> RECORDS FOR PROCESSING:
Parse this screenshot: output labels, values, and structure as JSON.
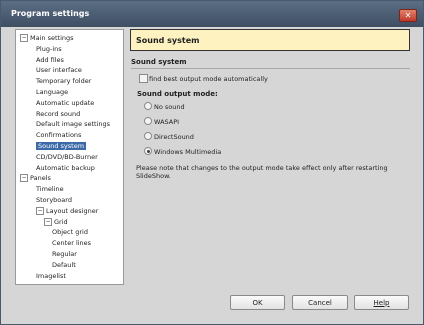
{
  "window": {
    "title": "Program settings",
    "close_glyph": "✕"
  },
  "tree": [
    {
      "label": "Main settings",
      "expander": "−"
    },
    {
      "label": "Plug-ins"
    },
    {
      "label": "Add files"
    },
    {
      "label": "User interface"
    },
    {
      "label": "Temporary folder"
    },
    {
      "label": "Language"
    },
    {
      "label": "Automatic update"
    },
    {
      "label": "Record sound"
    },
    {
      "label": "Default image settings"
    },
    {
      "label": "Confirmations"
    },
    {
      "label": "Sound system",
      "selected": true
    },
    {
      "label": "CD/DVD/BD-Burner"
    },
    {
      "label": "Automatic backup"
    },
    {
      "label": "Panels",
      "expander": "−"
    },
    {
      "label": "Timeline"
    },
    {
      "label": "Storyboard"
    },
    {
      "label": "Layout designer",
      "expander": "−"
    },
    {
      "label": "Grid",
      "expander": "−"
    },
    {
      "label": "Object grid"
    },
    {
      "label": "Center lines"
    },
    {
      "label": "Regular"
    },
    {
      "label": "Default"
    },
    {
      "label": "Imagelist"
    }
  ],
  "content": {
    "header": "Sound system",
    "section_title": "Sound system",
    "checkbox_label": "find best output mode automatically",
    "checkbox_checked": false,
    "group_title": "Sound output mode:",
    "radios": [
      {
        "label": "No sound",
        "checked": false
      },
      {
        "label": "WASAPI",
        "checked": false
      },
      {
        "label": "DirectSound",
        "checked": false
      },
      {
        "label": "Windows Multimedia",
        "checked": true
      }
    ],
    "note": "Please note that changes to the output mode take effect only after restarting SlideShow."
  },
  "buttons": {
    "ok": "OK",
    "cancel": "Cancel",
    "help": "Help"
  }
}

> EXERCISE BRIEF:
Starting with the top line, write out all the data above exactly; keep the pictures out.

> ANSWER BOX:
Parse this screenshot: output labels, values, and structure as JSON.
{
  "window": {
    "title": "Program settings",
    "close_glyph": "✕"
  },
  "tree": [
    {
      "label": "Main settings",
      "expander": "−"
    },
    {
      "label": "Plug-ins"
    },
    {
      "label": "Add files"
    },
    {
      "label": "User interface"
    },
    {
      "label": "Temporary folder"
    },
    {
      "label": "Language"
    },
    {
      "label": "Automatic update"
    },
    {
      "label": "Record sound"
    },
    {
      "label": "Default image settings"
    },
    {
      "label": "Confirmations"
    },
    {
      "label": "Sound system",
      "selected": true
    },
    {
      "label": "CD/DVD/BD-Burner"
    },
    {
      "label": "Automatic backup"
    },
    {
      "label": "Panels",
      "expander": "−"
    },
    {
      "label": "Timeline"
    },
    {
      "label": "Storyboard"
    },
    {
      "label": "Layout designer",
      "expander": "−"
    },
    {
      "label": "Grid",
      "expander": "−"
    },
    {
      "label": "Object grid"
    },
    {
      "label": "Center lines"
    },
    {
      "label": "Regular"
    },
    {
      "label": "Default"
    },
    {
      "label": "Imagelist"
    }
  ],
  "content": {
    "header": "Sound system",
    "section_title": "Sound system",
    "checkbox_label": "find best output mode automatically",
    "checkbox_checked": false,
    "group_title": "Sound output mode:",
    "radios": [
      {
        "label": "No sound",
        "checked": false
      },
      {
        "label": "WASAPI",
        "checked": false
      },
      {
        "label": "DirectSound",
        "checked": false
      },
      {
        "label": "Windows Multimedia",
        "checked": true
      }
    ],
    "note": "Please note that changes to the output mode take effect only after restarting SlideShow."
  },
  "buttons": {
    "ok": "OK",
    "cancel": "Cancel",
    "help": "Help"
  }
}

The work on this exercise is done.